═══ DATA SUPPLIED ═══
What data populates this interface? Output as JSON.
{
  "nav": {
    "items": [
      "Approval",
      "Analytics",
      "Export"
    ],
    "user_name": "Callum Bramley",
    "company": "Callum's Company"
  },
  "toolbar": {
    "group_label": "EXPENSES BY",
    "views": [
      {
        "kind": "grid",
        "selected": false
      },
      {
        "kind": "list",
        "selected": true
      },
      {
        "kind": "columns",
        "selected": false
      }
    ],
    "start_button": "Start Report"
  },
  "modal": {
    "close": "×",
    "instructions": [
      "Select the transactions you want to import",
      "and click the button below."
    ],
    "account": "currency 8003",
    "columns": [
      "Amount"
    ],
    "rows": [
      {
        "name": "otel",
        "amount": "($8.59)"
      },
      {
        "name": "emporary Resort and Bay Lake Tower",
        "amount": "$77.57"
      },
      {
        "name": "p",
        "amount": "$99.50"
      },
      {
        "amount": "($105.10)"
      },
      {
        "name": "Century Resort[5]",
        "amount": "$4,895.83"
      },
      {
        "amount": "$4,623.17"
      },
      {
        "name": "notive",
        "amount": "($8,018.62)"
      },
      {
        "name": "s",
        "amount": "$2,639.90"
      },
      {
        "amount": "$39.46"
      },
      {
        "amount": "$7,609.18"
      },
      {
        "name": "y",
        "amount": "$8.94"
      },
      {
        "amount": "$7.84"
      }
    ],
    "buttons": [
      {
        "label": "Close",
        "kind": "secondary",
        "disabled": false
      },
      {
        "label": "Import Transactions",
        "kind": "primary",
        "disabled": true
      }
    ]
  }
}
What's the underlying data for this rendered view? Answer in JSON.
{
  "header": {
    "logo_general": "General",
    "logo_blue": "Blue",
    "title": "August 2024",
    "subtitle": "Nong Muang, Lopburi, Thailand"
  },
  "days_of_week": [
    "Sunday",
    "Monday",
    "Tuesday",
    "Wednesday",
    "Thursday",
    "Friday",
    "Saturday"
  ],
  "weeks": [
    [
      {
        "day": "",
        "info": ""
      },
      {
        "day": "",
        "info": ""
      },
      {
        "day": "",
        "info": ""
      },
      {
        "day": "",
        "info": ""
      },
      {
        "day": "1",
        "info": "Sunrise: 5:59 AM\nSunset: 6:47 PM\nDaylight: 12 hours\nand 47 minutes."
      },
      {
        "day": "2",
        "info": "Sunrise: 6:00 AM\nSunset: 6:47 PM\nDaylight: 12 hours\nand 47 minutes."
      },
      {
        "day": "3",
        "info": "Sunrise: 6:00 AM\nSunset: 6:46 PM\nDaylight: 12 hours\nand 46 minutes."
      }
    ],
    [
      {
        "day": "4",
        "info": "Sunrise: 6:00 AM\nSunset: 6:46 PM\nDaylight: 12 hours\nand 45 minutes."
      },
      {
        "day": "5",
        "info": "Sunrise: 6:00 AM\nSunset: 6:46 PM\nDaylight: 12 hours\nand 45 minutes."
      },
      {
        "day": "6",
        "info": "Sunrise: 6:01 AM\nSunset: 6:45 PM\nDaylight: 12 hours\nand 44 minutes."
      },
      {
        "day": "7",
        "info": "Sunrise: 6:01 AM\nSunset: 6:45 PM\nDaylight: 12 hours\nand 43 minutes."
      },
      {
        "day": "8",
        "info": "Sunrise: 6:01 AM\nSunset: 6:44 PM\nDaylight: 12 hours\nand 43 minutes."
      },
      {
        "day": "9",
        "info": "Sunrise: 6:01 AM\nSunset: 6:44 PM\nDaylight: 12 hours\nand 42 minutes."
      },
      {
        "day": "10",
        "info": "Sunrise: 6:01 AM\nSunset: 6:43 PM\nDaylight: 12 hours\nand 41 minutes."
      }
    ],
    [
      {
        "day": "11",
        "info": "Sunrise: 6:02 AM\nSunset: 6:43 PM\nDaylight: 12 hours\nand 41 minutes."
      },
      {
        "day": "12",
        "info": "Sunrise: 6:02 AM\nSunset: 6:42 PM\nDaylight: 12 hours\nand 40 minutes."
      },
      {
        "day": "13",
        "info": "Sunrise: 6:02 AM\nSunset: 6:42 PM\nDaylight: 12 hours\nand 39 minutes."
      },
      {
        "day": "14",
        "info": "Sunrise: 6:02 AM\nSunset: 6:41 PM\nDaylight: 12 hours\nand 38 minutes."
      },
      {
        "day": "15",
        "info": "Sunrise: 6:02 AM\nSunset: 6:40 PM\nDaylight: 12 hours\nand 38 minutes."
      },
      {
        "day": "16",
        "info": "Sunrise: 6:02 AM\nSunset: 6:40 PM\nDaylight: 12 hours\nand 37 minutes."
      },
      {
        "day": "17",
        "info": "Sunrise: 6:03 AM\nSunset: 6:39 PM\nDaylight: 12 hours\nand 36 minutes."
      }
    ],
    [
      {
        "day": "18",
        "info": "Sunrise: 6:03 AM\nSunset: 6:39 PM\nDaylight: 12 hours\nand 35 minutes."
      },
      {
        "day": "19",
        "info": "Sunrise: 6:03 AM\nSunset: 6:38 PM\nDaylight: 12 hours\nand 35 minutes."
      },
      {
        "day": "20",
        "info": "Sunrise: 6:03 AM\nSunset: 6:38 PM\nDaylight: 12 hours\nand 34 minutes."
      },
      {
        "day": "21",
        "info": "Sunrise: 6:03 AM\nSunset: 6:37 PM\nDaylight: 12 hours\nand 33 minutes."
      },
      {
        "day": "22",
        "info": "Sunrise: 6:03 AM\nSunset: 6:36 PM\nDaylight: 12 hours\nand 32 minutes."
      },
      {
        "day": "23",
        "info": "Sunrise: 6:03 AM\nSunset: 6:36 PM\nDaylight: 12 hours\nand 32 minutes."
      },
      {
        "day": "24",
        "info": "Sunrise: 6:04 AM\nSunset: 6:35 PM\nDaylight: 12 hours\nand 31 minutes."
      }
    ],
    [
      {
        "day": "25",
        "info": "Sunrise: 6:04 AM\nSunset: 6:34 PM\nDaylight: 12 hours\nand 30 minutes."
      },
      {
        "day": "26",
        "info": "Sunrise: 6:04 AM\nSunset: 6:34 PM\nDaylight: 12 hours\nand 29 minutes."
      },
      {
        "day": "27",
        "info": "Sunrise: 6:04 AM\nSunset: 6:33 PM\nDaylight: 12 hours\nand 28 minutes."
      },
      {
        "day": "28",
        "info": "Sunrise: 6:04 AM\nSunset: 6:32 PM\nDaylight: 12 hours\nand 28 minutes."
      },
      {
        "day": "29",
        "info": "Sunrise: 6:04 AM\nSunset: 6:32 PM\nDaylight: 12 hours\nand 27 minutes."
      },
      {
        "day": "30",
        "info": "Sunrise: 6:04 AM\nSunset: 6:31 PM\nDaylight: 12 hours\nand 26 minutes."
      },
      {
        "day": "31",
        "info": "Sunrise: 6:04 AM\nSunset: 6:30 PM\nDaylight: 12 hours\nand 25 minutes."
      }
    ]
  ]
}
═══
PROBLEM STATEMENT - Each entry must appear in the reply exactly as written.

RESPONSE AREA -
What data populates this interface? Output as JSON.
{
  "nav": {
    "items": [
      "Approval",
      "Analytics",
      "Export"
    ],
    "user_name": "Callum Bramley",
    "company": "Callum's Company"
  },
  "toolbar": {
    "group_label": "EXPENSES BY",
    "views": [
      {
        "kind": "grid",
        "selected": false
      },
      {
        "kind": "list",
        "selected": true
      },
      {
        "kind": "columns",
        "selected": false
      }
    ],
    "start_button": "Start Report"
  },
  "modal": {
    "close": "×",
    "instructions": [
      "Select the transactions you want to import",
      "and click the button below."
    ],
    "account": "currency 8003",
    "columns": [
      "Amount"
    ],
    "rows": [
      {
        "name": "otel",
        "amount": "($8.59)"
      },
      {
        "name": "emporary Resort and Bay Lake Tower",
        "amount": "$77.57"
      },
      {
        "name": "p",
        "amount": "$99.50"
      },
      {
        "amount": "($105.10)"
      },
      {
        "name": "Century Resort[5]",
        "amount": "$4,895.83"
      },
      {
        "amount": "$4,623.17"
      },
      {
        "name": "notive",
        "amount": "($8,018.62)"
      },
      {
        "name": "s",
        "amount": "$2,639.90"
      },
      {
        "amount": "$39.46"
      },
      {
        "amount": "$7,609.18"
      },
      {
        "name": "y",
        "amount": "$8.94"
      },
      {
        "amount": "$7.84"
      }
    ],
    "buttons": [
      {
        "label": "Close",
        "kind": "secondary",
        "disabled": false
      },
      {
        "label": "Import Transactions",
        "kind": "primary",
        "disabled": true
      }
    ]
  }
}
What's the underlying data for this rendered view? Answer in JSON.
{
  "header": {
    "logo_general": "General",
    "logo_blue": "Blue",
    "title": "August 2024",
    "subtitle": "Nong Muang, Lopburi, Thailand"
  },
  "days_of_week": [
    "Sunday",
    "Monday",
    "Tuesday",
    "Wednesday",
    "Thursday",
    "Friday",
    "Saturday"
  ],
  "weeks": [
    [
      {
        "day": "",
        "info": ""
      },
      {
        "day": "",
        "info": ""
      },
      {
        "day": "",
        "info": ""
      },
      {
        "day": "",
        "info": ""
      },
      {
        "day": "1",
        "info": "Sunrise: 5:59 AM\nSunset: 6:47 PM\nDaylight: 12 hours\nand 47 minutes."
      },
      {
        "day": "2",
        "info": "Sunrise: 6:00 AM\nSunset: 6:47 PM\nDaylight: 12 hours\nand 47 minutes."
      },
      {
        "day": "3",
        "info": "Sunrise: 6:00 AM\nSunset: 6:46 PM\nDaylight: 12 hours\nand 46 minutes."
      }
    ],
    [
      {
        "day": "4",
        "info": "Sunrise: 6:00 AM\nSunset: 6:46 PM\nDaylight: 12 hours\nand 45 minutes."
      },
      {
        "day": "5",
        "info": "Sunrise: 6:00 AM\nSunset: 6:46 PM\nDaylight: 12 hours\nand 45 minutes."
      },
      {
        "day": "6",
        "info": "Sunrise: 6:01 AM\nSunset: 6:45 PM\nDaylight: 12 hours\nand 44 minutes."
      },
      {
        "day": "7",
        "info": "Sunrise: 6:01 AM\nSunset: 6:45 PM\nDaylight: 12 hours\nand 43 minutes."
      },
      {
        "day": "8",
        "info": "Sunrise: 6:01 AM\nSunset: 6:44 PM\nDaylight: 12 hours\nand 43 minutes."
      },
      {
        "day": "9",
        "info": "Sunrise: 6:01 AM\nSunset: 6:44 PM\nDaylight: 12 hours\nand 42 minutes."
      },
      {
        "day": "10",
        "info": "Sunrise: 6:01 AM\nSunset: 6:43 PM\nDaylight: 12 hours\nand 41 minutes."
      }
    ],
    [
      {
        "day": "11",
        "info": "Sunrise: 6:02 AM\nSunset: 6:43 PM\nDaylight: 12 hours\nand 41 minutes."
      },
      {
        "day": "12",
        "info": "Sunrise: 6:02 AM\nSunset: 6:42 PM\nDaylight: 12 hours\nand 40 minutes."
      },
      {
        "day": "13",
        "info": "Sunrise: 6:02 AM\nSunset: 6:42 PM\nDaylight: 12 hours\nand 39 minutes."
      },
      {
        "day": "14",
        "info": "Sunrise: 6:02 AM\nSunset: 6:41 PM\nDaylight: 12 hours\nand 38 minutes."
      },
      {
        "day": "15",
        "info": "Sunrise: 6:02 AM\nSunset: 6:40 PM\nDaylight: 12 hours\nand 38 minutes."
      },
      {
        "day": "16",
        "info": "Sunrise: 6:02 AM\nSunset: 6:40 PM\nDaylight: 12 hours\nand 37 minutes."
      },
      {
        "day": "17",
        "info": "Sunrise: 6:03 AM\nSunset: 6:39 PM\nDaylight: 12 hours\nand 36 minutes."
      }
    ],
    [
      {
        "day": "18",
        "info": "Sunrise: 6:03 AM\nSunset: 6:39 PM\nDaylight: 12 hours\nand 35 minutes."
      },
      {
        "day": "19",
        "info": "Sunrise: 6:03 AM\nSunset: 6:38 PM\nDaylight: 12 hours\nand 35 minutes."
      },
      {
        "day": "20",
        "info": "Sunrise: 6:03 AM\nSunset: 6:38 PM\nDaylight: 12 hours\nand 34 minutes."
      },
      {
        "day": "21",
        "info": "Sunrise: 6:03 AM\nSunset: 6:37 PM\nDaylight: 12 hours\nand 33 minutes."
      },
      {
        "day": "22",
        "info": "Sunrise: 6:03 AM\nSunset: 6:36 PM\nDaylight: 12 hours\nand 32 minutes."
      },
      {
        "day": "23",
        "info": "Sunrise: 6:03 AM\nSunset: 6:36 PM\nDaylight: 12 hours\nand 32 minutes."
      },
      {
        "day": "24",
        "info": "Sunrise: 6:04 AM\nSunset: 6:35 PM\nDaylight: 12 hours\nand 31 minutes."
      }
    ],
    [
      {
        "day": "25",
        "info": "Sunrise: 6:04 AM\nSunset: 6:34 PM\nDaylight: 12 hours\nand 30 minutes."
      },
      {
        "day": "26",
        "info": "Sunrise: 6:04 AM\nSunset: 6:34 PM\nDaylight: 12 hours\nand 29 minutes."
      },
      {
        "day": "27",
        "info": "Sunrise: 6:04 AM\nSunset: 6:33 PM\nDaylight: 12 hours\nand 28 minutes."
      },
      {
        "day": "28",
        "info": "Sunrise: 6:04 AM\nSunset: 6:32 PM\nDaylight: 12 hours\nand 28 minutes."
      },
      {
        "day": "29",
        "info": "Sunrise: 6:04 AM\nSunset: 6:32 PM\nDaylight: 12 hours\nand 27 minutes."
      },
      {
        "day": "30",
        "info": "Sunrise: 6:04 AM\nSunset: 6:31 PM\nDaylight: 12 hours\nand 26 minutes."
      },
      {
        "day": "31",
        "info": "Sunrise: 6:04 AM\nSunset: 6:30 PM\nDaylight: 12 hours\nand 25 minutes."
      }
    ]
  ]
}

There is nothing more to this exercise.